What does it take to see success in missions? Is it mostly a matter of learning the right techniques for stimulating a church planting network? Or maybe it is a matter of learning the language and culture like a native? Should we focus on servant leadership and loving our neighbor or should we just faithfully preach God’s Word? While certainly as missionaries we must be focused on all of these areas, it is easy to forget the important role that spiritual warfare plays in the advancement of the Gospel worldwide.
The apostle Paul says in Ephesians 6:12, “For we wrestle not against flesh and blood, but against principalities, against powers, against the rulers of the darkness of this world, against spiritual wickedness in high places.” This says that we are in a battle, but not the kind of battle that we think of, with flesh and blood. The battle he has in mind is a spiritual battle, against powers and principalities. The weapons to fight this battle are primarily God’s Word and prayer.
Sadly, it is easy to forget as we go through the Christian life that a fierce battle is raging. When we entered the ministry, we without a doubt underestimated this battle. When Ray graduated seminary and we joined with Mission to the World, Ray and I scarcely prayed together once a week. Over the years we saw the intense battle and the many casualties lying bleeding on the sidelines. If nothing else, we have realized more than anything that we need intense, focused intercession for conversions, for new converts to stay in the faith, for healthy churches to be planted, for national pastors and elders and missionaries to stay strong in the faith in the face of opposition, for unity and love between believers, for the children of believers to stay in the faith. All the good theology and Bible teaching alone fall on deaf ears. We need the Holy Spirit to be at work. This is true everywhere, but especially in areas where the Satan has a foothold, where the Gospel has not yet taken hold.
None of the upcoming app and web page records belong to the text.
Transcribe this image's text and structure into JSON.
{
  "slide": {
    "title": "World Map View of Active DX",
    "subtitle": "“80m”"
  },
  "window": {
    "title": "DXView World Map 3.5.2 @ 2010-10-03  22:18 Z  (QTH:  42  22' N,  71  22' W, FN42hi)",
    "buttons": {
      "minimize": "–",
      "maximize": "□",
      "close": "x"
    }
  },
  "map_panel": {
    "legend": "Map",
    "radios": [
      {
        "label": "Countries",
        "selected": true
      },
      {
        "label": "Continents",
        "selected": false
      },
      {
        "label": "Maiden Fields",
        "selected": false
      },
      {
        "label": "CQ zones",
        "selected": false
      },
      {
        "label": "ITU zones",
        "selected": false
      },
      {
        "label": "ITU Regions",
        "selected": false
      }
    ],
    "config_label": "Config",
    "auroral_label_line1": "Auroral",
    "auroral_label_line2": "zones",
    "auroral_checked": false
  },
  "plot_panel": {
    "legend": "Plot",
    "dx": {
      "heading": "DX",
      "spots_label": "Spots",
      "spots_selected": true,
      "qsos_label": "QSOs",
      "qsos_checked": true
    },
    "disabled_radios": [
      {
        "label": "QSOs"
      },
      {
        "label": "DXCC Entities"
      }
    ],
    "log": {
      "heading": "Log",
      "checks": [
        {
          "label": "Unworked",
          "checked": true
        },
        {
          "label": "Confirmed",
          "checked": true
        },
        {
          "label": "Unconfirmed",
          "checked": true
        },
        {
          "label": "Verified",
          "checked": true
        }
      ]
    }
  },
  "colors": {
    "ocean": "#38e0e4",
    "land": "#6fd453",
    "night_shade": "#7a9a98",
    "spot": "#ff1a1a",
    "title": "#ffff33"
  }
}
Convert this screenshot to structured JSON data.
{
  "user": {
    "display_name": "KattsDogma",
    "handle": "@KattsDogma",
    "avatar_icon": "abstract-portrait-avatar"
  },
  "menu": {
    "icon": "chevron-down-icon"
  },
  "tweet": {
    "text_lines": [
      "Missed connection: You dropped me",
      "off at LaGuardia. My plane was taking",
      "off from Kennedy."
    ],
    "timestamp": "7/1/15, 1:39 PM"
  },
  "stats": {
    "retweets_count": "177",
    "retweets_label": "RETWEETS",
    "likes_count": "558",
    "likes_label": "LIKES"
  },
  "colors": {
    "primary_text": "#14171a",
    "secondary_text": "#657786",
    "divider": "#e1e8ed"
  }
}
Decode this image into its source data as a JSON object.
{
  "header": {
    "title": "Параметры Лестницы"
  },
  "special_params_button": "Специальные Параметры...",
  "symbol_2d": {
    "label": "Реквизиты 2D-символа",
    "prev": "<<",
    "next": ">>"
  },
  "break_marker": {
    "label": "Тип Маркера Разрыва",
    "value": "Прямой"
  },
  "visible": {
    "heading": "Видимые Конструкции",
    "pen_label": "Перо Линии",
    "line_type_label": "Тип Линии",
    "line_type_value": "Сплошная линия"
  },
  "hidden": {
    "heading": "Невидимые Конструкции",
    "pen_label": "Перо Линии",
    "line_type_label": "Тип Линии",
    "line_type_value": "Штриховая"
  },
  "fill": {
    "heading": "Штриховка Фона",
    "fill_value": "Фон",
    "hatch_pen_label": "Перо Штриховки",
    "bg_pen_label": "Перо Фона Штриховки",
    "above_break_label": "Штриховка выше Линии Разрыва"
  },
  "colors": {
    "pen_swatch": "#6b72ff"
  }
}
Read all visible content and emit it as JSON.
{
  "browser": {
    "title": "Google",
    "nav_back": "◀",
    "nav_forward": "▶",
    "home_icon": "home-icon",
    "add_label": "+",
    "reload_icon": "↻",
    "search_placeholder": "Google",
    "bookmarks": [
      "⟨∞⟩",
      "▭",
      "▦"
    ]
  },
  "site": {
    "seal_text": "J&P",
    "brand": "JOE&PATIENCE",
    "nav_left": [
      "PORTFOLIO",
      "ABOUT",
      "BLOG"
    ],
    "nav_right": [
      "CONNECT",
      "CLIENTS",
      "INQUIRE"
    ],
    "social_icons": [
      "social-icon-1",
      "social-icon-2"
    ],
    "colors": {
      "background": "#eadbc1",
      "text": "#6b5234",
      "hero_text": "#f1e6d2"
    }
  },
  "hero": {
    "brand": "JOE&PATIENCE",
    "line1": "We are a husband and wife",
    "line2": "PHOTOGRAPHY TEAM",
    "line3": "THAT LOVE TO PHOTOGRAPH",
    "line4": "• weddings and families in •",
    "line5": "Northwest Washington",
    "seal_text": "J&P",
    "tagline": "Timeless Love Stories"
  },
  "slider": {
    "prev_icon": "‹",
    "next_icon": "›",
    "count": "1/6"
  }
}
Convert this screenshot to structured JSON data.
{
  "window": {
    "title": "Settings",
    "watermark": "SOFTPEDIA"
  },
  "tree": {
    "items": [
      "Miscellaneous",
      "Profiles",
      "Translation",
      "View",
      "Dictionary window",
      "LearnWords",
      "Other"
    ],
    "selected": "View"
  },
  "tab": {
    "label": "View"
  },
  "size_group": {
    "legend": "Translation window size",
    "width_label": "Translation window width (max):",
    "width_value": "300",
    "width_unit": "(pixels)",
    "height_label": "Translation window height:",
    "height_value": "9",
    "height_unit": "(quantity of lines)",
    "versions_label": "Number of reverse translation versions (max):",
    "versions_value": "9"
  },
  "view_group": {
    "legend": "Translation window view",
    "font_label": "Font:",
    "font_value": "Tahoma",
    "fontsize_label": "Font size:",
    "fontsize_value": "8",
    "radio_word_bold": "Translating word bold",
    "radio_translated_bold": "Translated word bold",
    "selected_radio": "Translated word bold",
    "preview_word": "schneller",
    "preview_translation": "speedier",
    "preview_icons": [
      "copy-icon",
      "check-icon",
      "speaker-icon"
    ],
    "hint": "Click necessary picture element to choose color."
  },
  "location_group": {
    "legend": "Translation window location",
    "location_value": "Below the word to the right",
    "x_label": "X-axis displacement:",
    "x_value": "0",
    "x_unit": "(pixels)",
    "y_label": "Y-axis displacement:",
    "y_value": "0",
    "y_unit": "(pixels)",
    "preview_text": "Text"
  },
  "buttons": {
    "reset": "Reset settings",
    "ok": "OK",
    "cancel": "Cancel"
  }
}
It is for this reason that we are excited to raise up more intercessors for our ministry. If there is to be fruit in secular countries such as Uruguay, it will not happen without serious intercession. If we as missionaries are to stay the course in the midst of many trials and difficulties, it will be because of a work of the Holy Spirit. We usually think of missionaries as being on the front lines of the battle and the churches back home being the support. I have recently read the book “Territorial Spirits and World Evangelisation” by Chuck Lowe. Although the book is primarily a response against the unbiblical teaching of what is called “strategic level spiritual warfare”, in chapter 9 he lays out a powerful case of the Biblical, historical Christian view of spiritual warfare. He takes much of the case he lays out from a missionary to China in the early 20th century, James Fraser, who worked among the Lisu people of the Yunnan province. Fraser turns the typical analogy of missionaries being on the frontlines on its head: he says that he is like the intelligence officer, supplying detailed information regarding the local situation, and the intercessors back home would be like the field officers, leading the battle against the forces of evil.
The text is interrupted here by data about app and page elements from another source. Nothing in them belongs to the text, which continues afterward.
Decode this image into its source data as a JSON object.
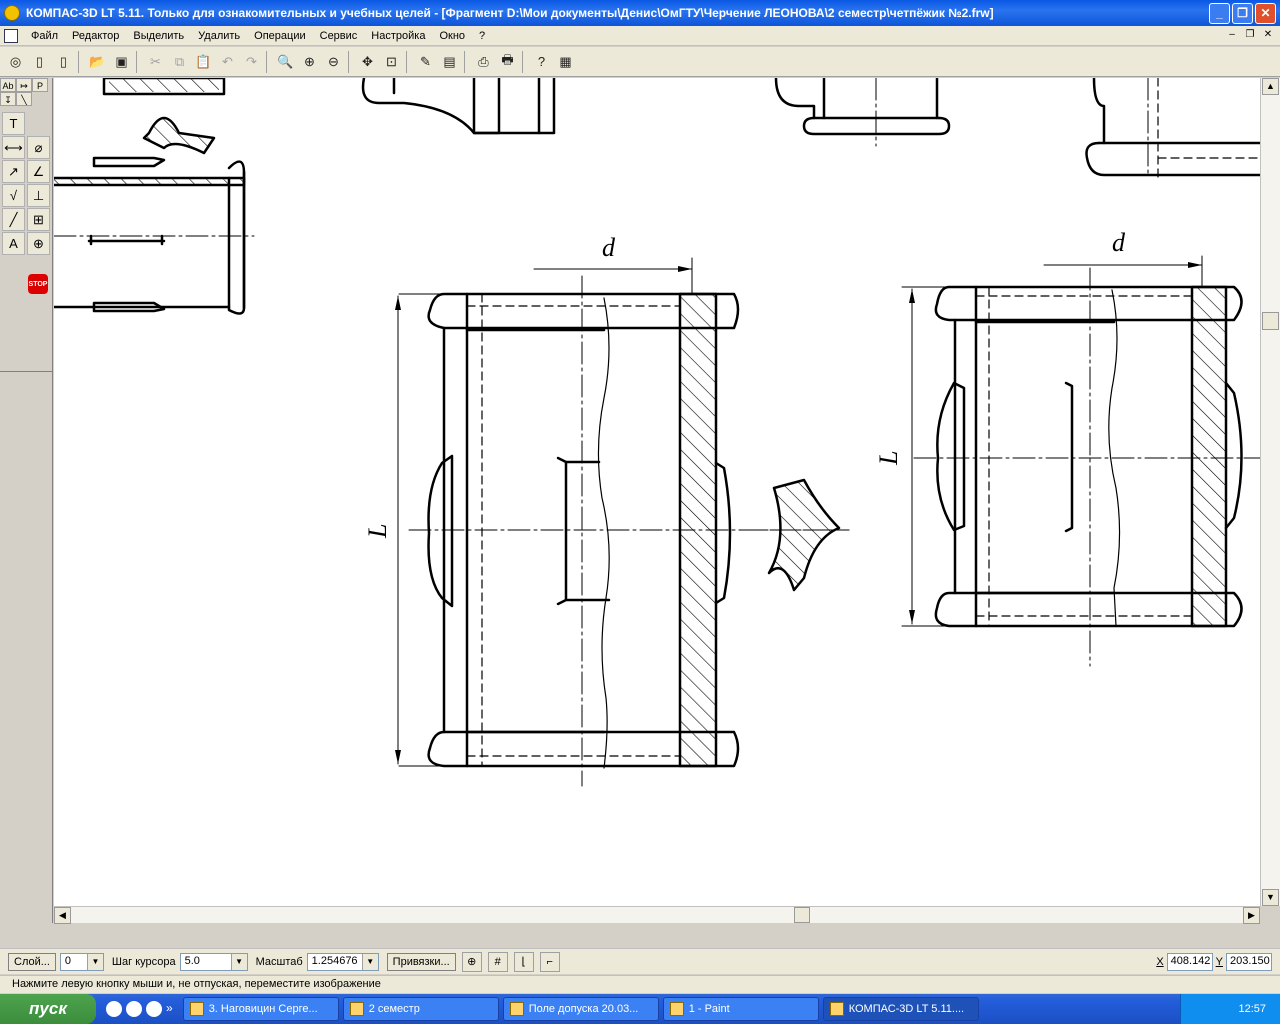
{
  "window": {
    "title": "КОМПАС-3D LT 5.11. Только для ознакомительных и учебных целей - [Фрагмент D:\\Мои документы\\Денис\\ОмГТУ\\Черчение ЛЕОНОВА\\2 семестр\\четпёжик №2.frw]",
    "minimize": "_",
    "maximize": "❐",
    "close": "✕"
  },
  "menu": {
    "items": [
      "Файл",
      "Редактор",
      "Выделить",
      "Удалить",
      "Операции",
      "Сервис",
      "Настройка",
      "Окно",
      "?"
    ]
  },
  "left_panel": {
    "tabs": [
      "Ab",
      "↦",
      "P",
      "↧",
      "╲"
    ],
    "stop_label": "STOP"
  },
  "drawing": {
    "dim_label_d": "d",
    "dim_label_L": "L"
  },
  "propbar": {
    "layer_button": "Слой...",
    "layer_value": "0",
    "step_label": "Шаг курсора",
    "step_value": "5.0",
    "scale_label": "Масштаб",
    "scale_value": "1.254676",
    "snap_button": "Привязки...",
    "x_label": "X",
    "x_value": "408.142",
    "y_label": "Y",
    "y_value": "203.150"
  },
  "hint": "Нажмите левую кнопку мыши и, не отпуская, переместите изображение",
  "taskbar": {
    "start": "пуск",
    "tasks": [
      {
        "label": "3. Наговицин Серге...",
        "active": false
      },
      {
        "label": "2 семестр",
        "active": false
      },
      {
        "label": "Поле допуска 20.03...",
        "active": false
      },
      {
        "label": "1 - Paint",
        "active": false
      },
      {
        "label": "КОМПАС-3D LT 5.11....",
        "active": true
      }
    ],
    "clock": "12:57",
    "more": "»"
  }
}
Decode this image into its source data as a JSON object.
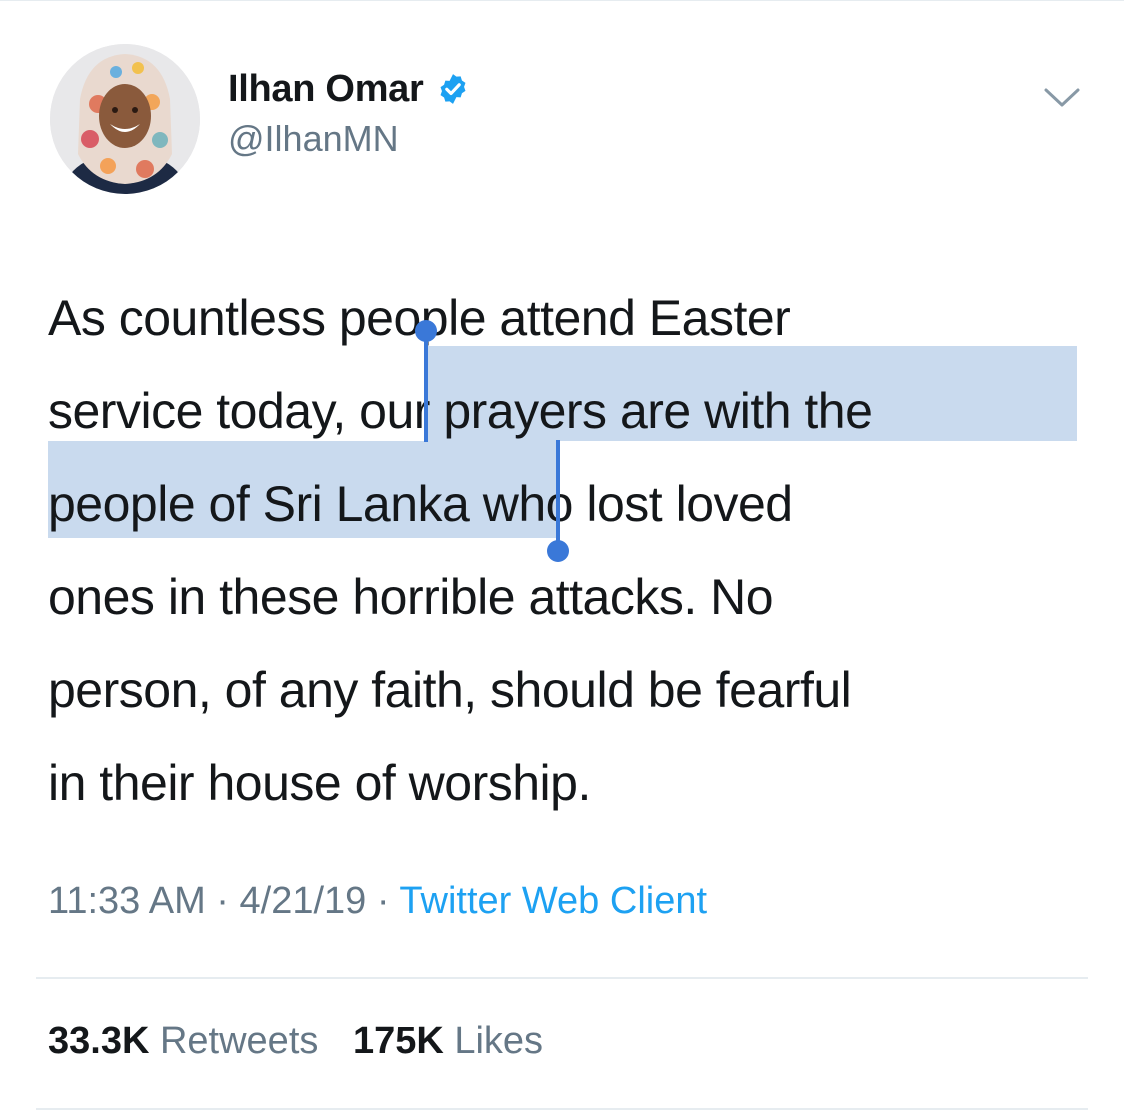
{
  "author": {
    "display_name": "Ilhan Omar",
    "handle": "@IlhanMN",
    "verified_icon": "verified-badge-icon",
    "verified_color": "#1da1f2"
  },
  "menu_icon": "chevron-down-icon",
  "tweet": {
    "lines": [
      {
        "text": "As countless people attend Easter"
      },
      {
        "pre": "service today,",
        "sel": "our prayers are with the"
      },
      {
        "sel": "people of Sri Lanka",
        "post": "who lost loved"
      },
      {
        "text": "ones in these horrible attacks. No"
      },
      {
        "text": "person, of any faith, should be fearful"
      },
      {
        "text": "in their house of worship."
      }
    ],
    "selection_color": "#c9daee",
    "selection_handle_color": "#3a78d8"
  },
  "meta": {
    "time": "11:33 AM",
    "sep": "·",
    "date": "4/21/19",
    "source": "Twitter Web Client"
  },
  "stats": {
    "retweets_count": "33.3K",
    "retweets_label": "Retweets",
    "likes_count": "175K",
    "likes_label": "Likes"
  },
  "colors": {
    "text": "#14171a",
    "secondary": "#657786",
    "link": "#1da1f2",
    "divider": "#e6ecf0"
  }
}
Fraser is also quoted as saying, toward the end of his years of ministry, “I used to think that prayer should have the first place and teaching the second. I now feel it would be truer to give prayer the first, second and third place, and teaching the fourth.” I don’t think this is any way to be taken as giving God’s Word a lesser role, instead it is about realizing the vital role that sustained prayer needs to have in our lives, and how the ministry of the Word needs to be bathed in deep prayer, imploring our Sovereign God to be changing hearts and lives. Would you be willing to devote yourself to increased prayer, both for your family, your church, and the world? There is so much need. There are secular nations such as Uruguay and the countries of Europe, where the Gospel falls on hard soil.
There are the many countries of Latin America and even Africa who have seen a revival in the past 50 years, but now are in danger of losing ground to secularism and are hungry for solid, Biblical teaching. There are countries in parts of Asia and the Middle East where Christians face persecution. We can easily be overwhelmed by the need. I love the example we’ve seen in some of the churches we have been visiting. One church we visited has a prayer meeting every Sunday night before the worship service, and devotes a good, solid period of time in praying for the needs their missionaries have shared. In many others, the Pastor takes time during the worship service each Sunday during the pastoral prayer to lead the congregation in prayer for their missionaries. Still other churches print out a list of missionary prayer requests so members can put them in their Bible and being praying for them regularly. As missionaries we do our part in sending out regular prayer requests. We have our prayer letter, but also we have a small group of prayer supporters with whom we share more specific, personal requests on a regular basis. If you would like to be part of this, let us know and we will add you to the list.
Wouldn’t it be wonderful to see mission prayer meetings in the churches be full? Wouldn’t it be wonderful to see churches that need to add more prayer meetings to their schedules to meet the demand? Wouldn’t it be wonderful it we were passionate about seeing God’s kingdom come, both in our own family, in our town and throughout the world? This will take nothing less than a revival. Would you join us in praying for a revival?